Air Pollution and Food Growing 2016

Growing food in towns and cities is very popular, with many people growing vegetables and fruit on allotments but also in vegetable plots in gardens, container-growing in backyards or balconies, and even window boxes. There is, after all, nothing more satisfying than ‘growing your own’!

Most urban areas, however, suffer from air quality issues, most commonly linked to emissions from petrol and diesel vehicles. This has led to questions about the links between growing and eating urban-grown food and poor air quality – is there an effect on the quality of the food grown?

A project led by the University of Leeds, working closely with Leeds Beckett University and Feed Leeds, will look into the long-term impacts of air quality on urban food production. Starting in 2016, the project will compare two sites in very different environments in Leeds to see if there is any difference between food grown in the city centre and food grown in the countryside close to the city.

Soil, water and food from both sites will be sampled during the growing season and analysed in the laboratory for lead, cadmium, arsenic and other chemicals linked to poor air quality. This will be repeated in 2017 on more sites, before expanding out across the city in later years to monitor long-term changes in air quality and impacts on food growing.

 The results of the project will be made available from the University of Leeds website  ( and on, but if you would like more information or would like to be involved in the project by volunteering a plot of land, please contact

Over the last decade, there has been a resurgence of the kitchen garden and interest in ‘grow your own’ has spread across the country. Most urban areas have issues relating to air quality, most commonly linked to emissions from petrol and diesel-powered vehicles.

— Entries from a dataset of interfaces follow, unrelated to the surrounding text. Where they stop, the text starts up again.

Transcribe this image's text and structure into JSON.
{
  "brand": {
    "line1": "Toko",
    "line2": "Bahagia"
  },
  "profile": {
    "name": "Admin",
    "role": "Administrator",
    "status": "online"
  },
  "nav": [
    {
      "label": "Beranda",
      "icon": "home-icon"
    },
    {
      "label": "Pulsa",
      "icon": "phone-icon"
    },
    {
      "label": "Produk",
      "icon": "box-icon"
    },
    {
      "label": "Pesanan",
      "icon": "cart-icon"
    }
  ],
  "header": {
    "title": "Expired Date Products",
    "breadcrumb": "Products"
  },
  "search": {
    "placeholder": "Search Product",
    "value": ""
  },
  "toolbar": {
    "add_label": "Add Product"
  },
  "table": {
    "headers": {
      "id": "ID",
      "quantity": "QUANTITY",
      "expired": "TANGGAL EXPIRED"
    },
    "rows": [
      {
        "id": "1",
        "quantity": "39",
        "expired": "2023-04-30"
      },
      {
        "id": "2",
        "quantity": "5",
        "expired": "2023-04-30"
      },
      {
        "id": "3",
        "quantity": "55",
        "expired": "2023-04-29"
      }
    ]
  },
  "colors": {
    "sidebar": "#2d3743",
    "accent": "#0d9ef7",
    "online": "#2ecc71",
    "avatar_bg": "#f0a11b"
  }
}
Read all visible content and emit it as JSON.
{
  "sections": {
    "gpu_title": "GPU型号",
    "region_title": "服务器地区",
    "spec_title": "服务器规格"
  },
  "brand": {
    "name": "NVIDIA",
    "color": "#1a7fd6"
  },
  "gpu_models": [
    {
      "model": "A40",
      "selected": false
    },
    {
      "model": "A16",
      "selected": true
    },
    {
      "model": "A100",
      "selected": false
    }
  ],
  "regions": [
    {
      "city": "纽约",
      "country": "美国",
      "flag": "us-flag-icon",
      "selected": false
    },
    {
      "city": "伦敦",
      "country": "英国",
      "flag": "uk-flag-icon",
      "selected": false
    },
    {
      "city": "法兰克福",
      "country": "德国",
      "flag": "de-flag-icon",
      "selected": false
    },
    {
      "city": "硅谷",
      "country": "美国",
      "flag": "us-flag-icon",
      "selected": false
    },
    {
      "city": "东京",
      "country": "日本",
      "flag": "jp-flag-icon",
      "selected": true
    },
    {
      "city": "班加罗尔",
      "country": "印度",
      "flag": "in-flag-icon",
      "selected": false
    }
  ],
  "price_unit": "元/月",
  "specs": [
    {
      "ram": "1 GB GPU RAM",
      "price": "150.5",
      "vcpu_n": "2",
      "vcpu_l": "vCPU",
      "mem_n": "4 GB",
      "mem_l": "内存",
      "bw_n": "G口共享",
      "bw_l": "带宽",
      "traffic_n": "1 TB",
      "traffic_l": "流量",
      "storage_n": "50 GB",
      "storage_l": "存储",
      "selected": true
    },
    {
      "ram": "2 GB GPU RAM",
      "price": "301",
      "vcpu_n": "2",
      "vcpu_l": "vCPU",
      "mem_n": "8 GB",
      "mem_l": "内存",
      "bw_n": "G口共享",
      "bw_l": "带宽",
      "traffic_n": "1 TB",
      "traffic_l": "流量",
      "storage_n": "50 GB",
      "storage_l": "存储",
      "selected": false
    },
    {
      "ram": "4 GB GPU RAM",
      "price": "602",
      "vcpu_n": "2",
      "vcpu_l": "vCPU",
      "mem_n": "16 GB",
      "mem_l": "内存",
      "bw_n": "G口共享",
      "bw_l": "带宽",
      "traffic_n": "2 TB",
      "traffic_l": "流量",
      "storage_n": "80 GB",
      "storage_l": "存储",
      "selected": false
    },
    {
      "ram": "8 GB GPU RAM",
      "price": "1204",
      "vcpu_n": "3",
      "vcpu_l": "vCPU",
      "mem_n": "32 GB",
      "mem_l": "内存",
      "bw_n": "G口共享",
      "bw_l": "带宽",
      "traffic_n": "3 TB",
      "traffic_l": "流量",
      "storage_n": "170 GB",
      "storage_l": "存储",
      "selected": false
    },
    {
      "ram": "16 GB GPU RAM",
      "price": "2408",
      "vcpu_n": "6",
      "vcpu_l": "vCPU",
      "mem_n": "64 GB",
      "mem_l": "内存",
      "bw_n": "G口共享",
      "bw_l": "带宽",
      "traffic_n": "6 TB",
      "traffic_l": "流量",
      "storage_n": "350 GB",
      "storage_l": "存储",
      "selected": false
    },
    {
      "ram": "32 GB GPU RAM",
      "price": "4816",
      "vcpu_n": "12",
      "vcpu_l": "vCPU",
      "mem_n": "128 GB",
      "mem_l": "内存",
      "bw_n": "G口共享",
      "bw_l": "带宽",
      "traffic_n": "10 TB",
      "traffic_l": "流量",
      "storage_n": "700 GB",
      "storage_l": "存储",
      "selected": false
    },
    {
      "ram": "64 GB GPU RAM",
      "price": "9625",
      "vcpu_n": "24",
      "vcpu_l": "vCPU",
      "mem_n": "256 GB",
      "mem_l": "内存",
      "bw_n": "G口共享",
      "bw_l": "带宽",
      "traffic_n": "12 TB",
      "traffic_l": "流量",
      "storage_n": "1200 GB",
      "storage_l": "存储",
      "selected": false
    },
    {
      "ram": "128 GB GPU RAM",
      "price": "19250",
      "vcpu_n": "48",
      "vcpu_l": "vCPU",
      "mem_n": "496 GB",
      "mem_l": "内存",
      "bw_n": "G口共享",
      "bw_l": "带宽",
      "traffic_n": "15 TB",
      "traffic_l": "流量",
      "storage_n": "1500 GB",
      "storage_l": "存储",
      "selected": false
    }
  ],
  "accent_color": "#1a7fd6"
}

Soil contamination from past industrial use and surface deposition of emissions also contributes to the pollution load. A result of this has been some concern regarding the potential health impacts from the consumption of food grown in urban areas, particularly plots close to traffic congestion. Lead (Pb) remains an issue in urban soils despite the withdrawal of tetraethyl lead from petroleum products in 2000, whilst mercury, cadmium, arsenic and polycyclic aromatic hydrocarbons (PAHs) are frequently cited as issues for urban food growers (Wortman and Lovell, 2014).

This project is the first stage of a long-term monitoring project which aims to evaluate the consequences of urban food production by establishing a corridor of food production from the centre of the city of Leeds to the rural/semi-rural agricultural situation. Starting with an evaluation of heavy metals, it will evaluate different forms of contamination and their presence in fruit and vegetables harvested for food. It will monitor changes over time and test the relevance of interventions to reduce contaminant levels.

This ambitious project needs background data to establish a baseline for comparison over time and with different management criteria. The first step is to assess heavy metals content of and uptake by edible crops in two very different environments: a traffic island in the centre of Leeds and a walled garden on country estate.

Dr Rebecca Slack University of Leeds

May 2017: Under the supervision of UoL Soil Scientist Dr Sheila Palmer, former project leader Dr Rebecca Slack (now at RHS Harlow Carr) and Tom Bliss of Feed Leeds and Leeds Beckett University, students install identical bags of compost containing 4 Japanese greens, four peas, four broad beans, four lettuce and two cut-and come lettuce at four sites: Becket Pocket Beds (near the Dry Dock pub), University of Leeds Sustainable Garden, Green Action Allotment Woodhouse Moor and RHS Harlow Carr. These were harvested and are now being tested for contamination.